(Element data from apps and pages)
((
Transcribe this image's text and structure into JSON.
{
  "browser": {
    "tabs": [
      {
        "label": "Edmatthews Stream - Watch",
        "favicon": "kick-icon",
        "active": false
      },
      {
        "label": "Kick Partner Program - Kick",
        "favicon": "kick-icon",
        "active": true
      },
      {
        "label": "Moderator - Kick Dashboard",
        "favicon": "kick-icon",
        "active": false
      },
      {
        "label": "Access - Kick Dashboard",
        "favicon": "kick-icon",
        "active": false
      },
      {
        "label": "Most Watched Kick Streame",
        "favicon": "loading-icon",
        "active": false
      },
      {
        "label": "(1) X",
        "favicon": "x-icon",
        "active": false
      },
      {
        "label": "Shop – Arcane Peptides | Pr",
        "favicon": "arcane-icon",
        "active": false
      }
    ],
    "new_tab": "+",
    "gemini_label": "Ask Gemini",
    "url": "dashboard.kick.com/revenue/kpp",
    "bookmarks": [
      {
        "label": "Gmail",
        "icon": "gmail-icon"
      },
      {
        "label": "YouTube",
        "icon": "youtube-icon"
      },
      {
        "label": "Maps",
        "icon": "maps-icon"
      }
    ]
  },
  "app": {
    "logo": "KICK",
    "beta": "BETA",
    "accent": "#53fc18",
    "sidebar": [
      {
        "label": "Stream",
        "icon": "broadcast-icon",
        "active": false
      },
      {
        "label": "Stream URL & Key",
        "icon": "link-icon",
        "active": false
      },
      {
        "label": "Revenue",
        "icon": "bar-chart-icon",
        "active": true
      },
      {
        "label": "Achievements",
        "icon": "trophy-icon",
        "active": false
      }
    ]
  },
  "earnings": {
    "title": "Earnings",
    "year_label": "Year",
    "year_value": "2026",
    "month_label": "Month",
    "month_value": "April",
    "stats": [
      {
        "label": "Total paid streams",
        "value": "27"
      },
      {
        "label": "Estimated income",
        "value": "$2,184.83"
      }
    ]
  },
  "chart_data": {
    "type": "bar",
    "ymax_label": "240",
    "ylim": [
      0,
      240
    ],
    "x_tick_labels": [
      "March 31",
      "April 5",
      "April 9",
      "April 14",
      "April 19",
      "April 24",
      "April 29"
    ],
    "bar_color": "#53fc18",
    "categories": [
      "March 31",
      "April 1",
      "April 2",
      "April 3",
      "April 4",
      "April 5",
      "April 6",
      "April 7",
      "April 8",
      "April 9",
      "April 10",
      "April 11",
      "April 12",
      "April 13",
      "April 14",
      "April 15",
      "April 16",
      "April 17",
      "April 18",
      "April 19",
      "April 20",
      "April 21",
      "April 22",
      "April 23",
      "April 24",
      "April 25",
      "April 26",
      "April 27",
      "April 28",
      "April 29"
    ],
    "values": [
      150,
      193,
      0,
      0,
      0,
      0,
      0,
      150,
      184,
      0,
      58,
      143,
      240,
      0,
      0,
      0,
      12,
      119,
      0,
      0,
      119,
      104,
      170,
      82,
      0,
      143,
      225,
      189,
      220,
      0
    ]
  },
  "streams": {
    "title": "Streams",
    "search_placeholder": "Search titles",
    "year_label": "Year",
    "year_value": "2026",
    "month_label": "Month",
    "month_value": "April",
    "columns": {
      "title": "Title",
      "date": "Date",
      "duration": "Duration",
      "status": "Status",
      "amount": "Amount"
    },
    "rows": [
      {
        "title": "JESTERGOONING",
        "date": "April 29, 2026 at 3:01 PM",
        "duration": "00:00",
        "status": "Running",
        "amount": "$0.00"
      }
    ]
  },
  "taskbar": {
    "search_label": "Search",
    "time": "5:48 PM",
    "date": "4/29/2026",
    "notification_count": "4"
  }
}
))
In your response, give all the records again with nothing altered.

■ **RESULT OF THE EXERCISE**
Transcribe this image's text and structure into JSON.
{
  "browser": {
    "tabs": [
      {
        "label": "Edmatthews Stream - Watch",
        "favicon": "kick-icon",
        "active": false
      },
      {
        "label": "Kick Partner Program - Kick",
        "favicon": "kick-icon",
        "active": true
      },
      {
        "label": "Moderator - Kick Dashboard",
        "favicon": "kick-icon",
        "active": false
      },
      {
        "label": "Access - Kick Dashboard",
        "favicon": "kick-icon",
        "active": false
      },
      {
        "label": "Most Watched Kick Streame",
        "favicon": "loading-icon",
        "active": false
      },
      {
        "label": "(1) X",
        "favicon": "x-icon",
        "active": false
      },
      {
        "label": "Shop – Arcane Peptides | Pr",
        "favicon": "arcane-icon",
        "active": false
      }
    ],
    "new_tab": "+",
    "gemini_label": "Ask Gemini",
    "url": "dashboard.kick.com/revenue/kpp",
    "bookmarks": [
      {
        "label": "Gmail",
        "icon": "gmail-icon"
      },
      {
        "label": "YouTube",
        "icon": "youtube-icon"
      },
      {
        "label": "Maps",
        "icon": "maps-icon"
      }
    ]
  },
  "app": {
    "logo": "KICK",
    "beta": "BETA",
    "accent": "#53fc18",
    "sidebar": [
      {
        "label": "Stream",
        "icon": "broadcast-icon",
        "active": false
      },
      {
        "label": "Stream URL & Key",
        "icon": "link-icon",
        "active": false
      },
      {
        "label": "Revenue",
        "icon": "bar-chart-icon",
        "active": true
      },
      {
        "label": "Achievements",
        "icon": "trophy-icon",
        "active": false
      }
    ]
  },
  "earnings": {
    "title": "Earnings",
    "year_label": "Year",
    "year_value": "2026",
    "month_label": "Month",
    "month_value": "April",
    "stats": [
      {
        "label": "Total paid streams",
        "value": "27"
      },
      {
        "label": "Estimated income",
        "value": "$2,184.83"
      }
    ]
  },
  "chart_data": {
    "type": "bar",
    "ymax_label": "240",
    "ylim": [
      0,
      240
    ],
    "x_tick_labels": [
      "March 31",
      "April 5",
      "April 9",
      "April 14",
      "April 19",
      "April 24",
      "April 29"
    ],
    "bar_color": "#53fc18",
    "categories": [
      "March 31",
      "April 1",
      "April 2",
      "April 3",
      "April 4",
      "April 5",
      "April 6",
      "April 7",
      "April 8",
      "April 9",
      "April 10",
      "April 11",
      "April 12",
      "April 13",
      "April 14",
      "April 15",
      "April 16",
      "April 17",
      "April 18",
      "April 19",
      "April 20",
      "April 21",
      "April 22",
      "April 23",
      "April 24",
      "April 25",
      "April 26",
      "April 27",
      "April 28",
      "April 29"
    ],
    "values": [
      150,
      193,
      0,
      0,
      0,
      0,
      0,
      150,
      184,
      0,
      58,
      143,
      240,
      0,
      0,
      0,
      12,
      119,
      0,
      0,
      119,
      104,
      170,
      82,
      0,
      143,
      225,
      189,
      220,
      0
    ]
  },
  "streams": {
    "title": "Streams",
    "search_placeholder": "Search titles",
    "year_label": "Year",
    "year_value": "2026",
    "month_label": "Month",
    "month_value": "April",
    "columns": {
      "title": "Title",
      "date": "Date",
      "duration": "Duration",
      "status": "Status",
      "amount": "Amount"
    },
    "rows": [
      {
        "title": "JESTERGOONING",
        "date": "April 29, 2026 at 3:01 PM",
        "duration": "00:00",
        "status": "Running",
        "amount": "$0.00"
      }
    ]
  },
  "taskbar": {
    "search_label": "Search",
    "time": "5:48 PM",
    "date": "4/29/2026",
    "notification_count": "4"
  }
}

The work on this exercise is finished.